> WHAT YOU SHOULD DO
Going through the data below, please show each line containing the string "subtitle".

(Interface dataset entries)
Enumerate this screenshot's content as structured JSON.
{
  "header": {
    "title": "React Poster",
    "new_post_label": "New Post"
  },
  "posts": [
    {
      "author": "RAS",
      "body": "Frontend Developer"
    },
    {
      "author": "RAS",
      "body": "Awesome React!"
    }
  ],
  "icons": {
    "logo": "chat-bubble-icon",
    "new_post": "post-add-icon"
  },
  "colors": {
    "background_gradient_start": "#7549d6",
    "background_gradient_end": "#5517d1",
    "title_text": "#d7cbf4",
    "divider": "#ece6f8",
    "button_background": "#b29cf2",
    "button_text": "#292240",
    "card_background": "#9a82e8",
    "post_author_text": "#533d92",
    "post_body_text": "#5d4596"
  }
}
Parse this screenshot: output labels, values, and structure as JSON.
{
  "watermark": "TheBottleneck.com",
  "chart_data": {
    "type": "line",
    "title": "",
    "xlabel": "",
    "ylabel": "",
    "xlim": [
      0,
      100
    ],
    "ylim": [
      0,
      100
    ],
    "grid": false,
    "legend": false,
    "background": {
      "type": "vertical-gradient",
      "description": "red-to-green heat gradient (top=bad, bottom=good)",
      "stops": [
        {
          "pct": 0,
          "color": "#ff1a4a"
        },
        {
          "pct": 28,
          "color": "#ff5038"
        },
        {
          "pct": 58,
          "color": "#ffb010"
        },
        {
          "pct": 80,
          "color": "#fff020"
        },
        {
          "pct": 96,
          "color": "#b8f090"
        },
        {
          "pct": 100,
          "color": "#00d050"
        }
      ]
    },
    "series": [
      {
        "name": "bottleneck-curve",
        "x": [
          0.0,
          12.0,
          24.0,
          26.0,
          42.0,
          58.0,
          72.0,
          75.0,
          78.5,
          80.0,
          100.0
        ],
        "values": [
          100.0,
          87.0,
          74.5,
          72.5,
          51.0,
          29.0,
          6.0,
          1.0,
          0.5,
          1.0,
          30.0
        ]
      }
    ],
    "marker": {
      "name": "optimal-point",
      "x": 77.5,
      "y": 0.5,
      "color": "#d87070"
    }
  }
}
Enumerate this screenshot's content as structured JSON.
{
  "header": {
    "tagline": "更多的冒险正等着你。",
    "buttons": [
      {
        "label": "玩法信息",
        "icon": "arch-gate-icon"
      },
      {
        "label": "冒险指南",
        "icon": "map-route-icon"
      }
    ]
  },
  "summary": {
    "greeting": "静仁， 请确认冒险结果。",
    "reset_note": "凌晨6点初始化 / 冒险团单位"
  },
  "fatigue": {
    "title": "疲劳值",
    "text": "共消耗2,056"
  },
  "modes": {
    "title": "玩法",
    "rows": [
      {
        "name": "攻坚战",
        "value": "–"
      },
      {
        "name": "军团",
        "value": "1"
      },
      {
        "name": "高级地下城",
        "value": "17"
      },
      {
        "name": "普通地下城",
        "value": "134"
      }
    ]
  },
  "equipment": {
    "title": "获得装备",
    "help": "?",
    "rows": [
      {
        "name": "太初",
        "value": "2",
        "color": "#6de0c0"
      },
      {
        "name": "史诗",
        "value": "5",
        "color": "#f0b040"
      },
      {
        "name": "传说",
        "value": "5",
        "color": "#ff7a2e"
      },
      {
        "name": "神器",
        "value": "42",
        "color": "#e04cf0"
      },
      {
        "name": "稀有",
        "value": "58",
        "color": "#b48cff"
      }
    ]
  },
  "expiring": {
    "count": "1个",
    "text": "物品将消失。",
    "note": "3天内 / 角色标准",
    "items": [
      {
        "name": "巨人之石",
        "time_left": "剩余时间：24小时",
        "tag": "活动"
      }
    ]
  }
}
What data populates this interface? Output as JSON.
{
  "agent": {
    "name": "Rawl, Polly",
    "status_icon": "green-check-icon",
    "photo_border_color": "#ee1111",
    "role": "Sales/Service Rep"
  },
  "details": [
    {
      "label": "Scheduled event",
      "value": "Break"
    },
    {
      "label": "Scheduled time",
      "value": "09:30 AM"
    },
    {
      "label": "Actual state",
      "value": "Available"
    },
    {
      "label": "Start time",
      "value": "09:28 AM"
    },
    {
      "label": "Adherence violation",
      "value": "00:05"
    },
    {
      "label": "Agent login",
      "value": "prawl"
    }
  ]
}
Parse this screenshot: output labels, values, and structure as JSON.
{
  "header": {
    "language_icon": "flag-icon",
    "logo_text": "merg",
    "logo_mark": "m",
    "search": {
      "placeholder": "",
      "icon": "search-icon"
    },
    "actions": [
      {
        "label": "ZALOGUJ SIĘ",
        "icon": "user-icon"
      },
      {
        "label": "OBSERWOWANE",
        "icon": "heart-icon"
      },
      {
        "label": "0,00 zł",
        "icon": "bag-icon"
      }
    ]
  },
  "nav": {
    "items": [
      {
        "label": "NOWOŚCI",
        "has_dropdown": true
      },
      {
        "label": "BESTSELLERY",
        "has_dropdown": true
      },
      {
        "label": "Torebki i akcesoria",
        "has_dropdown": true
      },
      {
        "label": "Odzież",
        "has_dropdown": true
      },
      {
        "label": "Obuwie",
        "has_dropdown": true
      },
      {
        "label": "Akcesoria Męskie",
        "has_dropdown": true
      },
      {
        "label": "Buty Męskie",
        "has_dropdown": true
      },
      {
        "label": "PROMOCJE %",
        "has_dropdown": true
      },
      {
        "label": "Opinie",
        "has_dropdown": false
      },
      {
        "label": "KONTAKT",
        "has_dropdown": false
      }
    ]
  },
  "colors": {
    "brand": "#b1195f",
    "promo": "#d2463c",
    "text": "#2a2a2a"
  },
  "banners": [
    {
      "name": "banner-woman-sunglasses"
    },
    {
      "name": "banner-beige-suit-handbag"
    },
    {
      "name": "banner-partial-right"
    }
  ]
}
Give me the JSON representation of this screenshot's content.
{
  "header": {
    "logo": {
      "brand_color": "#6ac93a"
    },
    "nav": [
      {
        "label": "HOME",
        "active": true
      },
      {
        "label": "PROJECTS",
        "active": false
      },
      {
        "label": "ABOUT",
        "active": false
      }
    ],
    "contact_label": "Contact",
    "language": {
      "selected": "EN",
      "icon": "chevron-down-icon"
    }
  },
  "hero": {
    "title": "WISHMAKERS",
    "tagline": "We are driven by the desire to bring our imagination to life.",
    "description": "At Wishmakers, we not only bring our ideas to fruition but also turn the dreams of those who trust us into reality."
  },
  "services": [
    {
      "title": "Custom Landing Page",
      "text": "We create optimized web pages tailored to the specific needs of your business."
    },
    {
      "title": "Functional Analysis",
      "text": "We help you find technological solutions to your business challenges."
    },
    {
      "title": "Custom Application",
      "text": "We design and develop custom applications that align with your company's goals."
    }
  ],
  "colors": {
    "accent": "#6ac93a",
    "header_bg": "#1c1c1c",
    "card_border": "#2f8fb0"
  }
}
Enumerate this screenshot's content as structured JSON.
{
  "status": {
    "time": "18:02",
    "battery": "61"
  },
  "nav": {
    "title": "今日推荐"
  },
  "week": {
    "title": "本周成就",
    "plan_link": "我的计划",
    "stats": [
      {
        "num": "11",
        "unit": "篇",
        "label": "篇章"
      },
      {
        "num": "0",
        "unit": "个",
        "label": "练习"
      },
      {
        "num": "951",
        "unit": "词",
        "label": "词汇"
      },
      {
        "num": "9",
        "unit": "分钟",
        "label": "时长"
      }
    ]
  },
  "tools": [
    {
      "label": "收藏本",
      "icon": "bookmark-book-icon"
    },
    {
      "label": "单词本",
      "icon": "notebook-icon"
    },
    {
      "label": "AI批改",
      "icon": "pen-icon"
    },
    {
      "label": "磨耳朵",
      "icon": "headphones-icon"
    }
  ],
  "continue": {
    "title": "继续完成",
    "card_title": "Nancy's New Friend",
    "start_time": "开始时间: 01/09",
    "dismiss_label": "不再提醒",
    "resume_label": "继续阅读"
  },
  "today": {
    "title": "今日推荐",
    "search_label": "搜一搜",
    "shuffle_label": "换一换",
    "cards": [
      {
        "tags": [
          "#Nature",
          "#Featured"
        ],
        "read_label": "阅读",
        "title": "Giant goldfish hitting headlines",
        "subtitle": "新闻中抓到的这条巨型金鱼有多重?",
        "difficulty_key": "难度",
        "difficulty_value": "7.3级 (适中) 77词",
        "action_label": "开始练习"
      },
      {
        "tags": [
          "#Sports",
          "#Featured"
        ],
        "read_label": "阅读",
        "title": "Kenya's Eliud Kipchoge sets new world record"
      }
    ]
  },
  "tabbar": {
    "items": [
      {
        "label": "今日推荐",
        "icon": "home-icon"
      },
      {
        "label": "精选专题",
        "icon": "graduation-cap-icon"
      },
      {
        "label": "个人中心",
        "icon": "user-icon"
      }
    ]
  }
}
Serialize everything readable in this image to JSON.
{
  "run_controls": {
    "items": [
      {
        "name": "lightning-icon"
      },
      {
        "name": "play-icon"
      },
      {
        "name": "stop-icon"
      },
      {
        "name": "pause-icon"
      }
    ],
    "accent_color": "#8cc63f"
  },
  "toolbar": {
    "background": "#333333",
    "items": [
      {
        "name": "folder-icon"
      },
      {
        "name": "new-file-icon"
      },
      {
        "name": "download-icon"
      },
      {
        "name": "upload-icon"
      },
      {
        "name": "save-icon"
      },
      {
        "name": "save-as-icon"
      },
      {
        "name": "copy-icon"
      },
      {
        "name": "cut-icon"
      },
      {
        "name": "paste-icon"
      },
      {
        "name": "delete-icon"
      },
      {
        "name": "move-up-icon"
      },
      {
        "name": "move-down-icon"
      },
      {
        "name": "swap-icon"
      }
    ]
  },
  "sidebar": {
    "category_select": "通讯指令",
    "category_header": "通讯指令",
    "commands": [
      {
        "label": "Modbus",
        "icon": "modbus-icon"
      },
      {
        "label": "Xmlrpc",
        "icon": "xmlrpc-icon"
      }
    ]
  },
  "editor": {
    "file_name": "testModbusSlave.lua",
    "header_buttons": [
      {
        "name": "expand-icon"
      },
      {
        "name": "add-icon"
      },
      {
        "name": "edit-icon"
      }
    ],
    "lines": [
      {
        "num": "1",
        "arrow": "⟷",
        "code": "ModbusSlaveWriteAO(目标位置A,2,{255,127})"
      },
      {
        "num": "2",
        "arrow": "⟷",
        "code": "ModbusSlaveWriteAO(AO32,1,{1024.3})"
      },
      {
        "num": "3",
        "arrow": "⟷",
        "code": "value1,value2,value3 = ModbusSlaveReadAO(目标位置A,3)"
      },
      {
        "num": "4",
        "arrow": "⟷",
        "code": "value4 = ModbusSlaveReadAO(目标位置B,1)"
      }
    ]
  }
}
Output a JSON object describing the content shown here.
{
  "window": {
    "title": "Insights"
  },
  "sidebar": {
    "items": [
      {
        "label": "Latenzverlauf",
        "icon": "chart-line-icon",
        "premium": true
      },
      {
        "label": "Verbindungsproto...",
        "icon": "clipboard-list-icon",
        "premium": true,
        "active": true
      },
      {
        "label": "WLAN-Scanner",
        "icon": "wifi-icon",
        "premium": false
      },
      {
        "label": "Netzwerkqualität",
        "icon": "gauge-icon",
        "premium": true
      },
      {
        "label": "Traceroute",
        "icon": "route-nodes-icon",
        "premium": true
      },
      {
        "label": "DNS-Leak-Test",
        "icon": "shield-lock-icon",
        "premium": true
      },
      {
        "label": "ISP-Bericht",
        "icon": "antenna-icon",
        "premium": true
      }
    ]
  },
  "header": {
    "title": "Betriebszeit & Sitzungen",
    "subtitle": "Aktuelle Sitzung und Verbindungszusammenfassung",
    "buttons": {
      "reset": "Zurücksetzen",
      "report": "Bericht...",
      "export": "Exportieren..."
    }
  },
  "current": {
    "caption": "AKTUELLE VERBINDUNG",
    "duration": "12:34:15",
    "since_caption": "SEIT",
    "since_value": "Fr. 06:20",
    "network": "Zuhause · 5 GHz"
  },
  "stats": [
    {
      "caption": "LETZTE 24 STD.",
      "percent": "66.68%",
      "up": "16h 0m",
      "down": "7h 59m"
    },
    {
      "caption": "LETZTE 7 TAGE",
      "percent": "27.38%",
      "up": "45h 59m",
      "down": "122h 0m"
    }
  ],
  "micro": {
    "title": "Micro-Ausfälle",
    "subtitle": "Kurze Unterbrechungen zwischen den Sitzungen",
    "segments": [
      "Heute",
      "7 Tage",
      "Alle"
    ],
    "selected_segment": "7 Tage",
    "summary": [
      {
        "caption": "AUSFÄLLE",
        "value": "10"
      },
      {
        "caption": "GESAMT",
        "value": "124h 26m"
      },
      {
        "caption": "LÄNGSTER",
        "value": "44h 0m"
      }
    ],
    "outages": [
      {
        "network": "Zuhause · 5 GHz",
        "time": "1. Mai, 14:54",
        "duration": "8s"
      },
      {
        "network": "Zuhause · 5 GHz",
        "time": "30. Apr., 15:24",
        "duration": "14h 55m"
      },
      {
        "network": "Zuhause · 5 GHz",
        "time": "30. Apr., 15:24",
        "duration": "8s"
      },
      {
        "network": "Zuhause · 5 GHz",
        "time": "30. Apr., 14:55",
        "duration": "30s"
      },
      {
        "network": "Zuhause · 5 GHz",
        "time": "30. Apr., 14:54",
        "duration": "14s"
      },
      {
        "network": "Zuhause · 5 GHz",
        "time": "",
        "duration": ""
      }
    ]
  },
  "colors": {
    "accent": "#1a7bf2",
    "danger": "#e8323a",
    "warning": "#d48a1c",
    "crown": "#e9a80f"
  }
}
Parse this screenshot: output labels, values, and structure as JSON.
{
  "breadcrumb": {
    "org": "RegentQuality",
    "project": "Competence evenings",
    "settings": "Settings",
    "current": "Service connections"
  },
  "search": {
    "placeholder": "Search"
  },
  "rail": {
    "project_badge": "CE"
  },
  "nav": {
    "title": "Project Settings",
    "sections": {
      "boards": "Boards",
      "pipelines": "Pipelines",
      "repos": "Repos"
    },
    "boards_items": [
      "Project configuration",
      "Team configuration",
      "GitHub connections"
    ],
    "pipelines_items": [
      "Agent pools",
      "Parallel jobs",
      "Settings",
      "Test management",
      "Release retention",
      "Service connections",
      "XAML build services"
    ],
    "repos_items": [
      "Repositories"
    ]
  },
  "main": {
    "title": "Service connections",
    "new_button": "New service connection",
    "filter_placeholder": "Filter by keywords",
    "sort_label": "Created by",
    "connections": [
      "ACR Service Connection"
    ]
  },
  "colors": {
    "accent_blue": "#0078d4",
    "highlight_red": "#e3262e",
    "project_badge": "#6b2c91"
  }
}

> FINISHED TASK
        "subtitle": "新闻中抓到的这条巨型金鱼有多重?",
    "subtitle": "Aktuelle Sitzung und Verbindungszusammenfassung",
    "subtitle": "Kurze Unterbrechungen zwischen den Sitzungen",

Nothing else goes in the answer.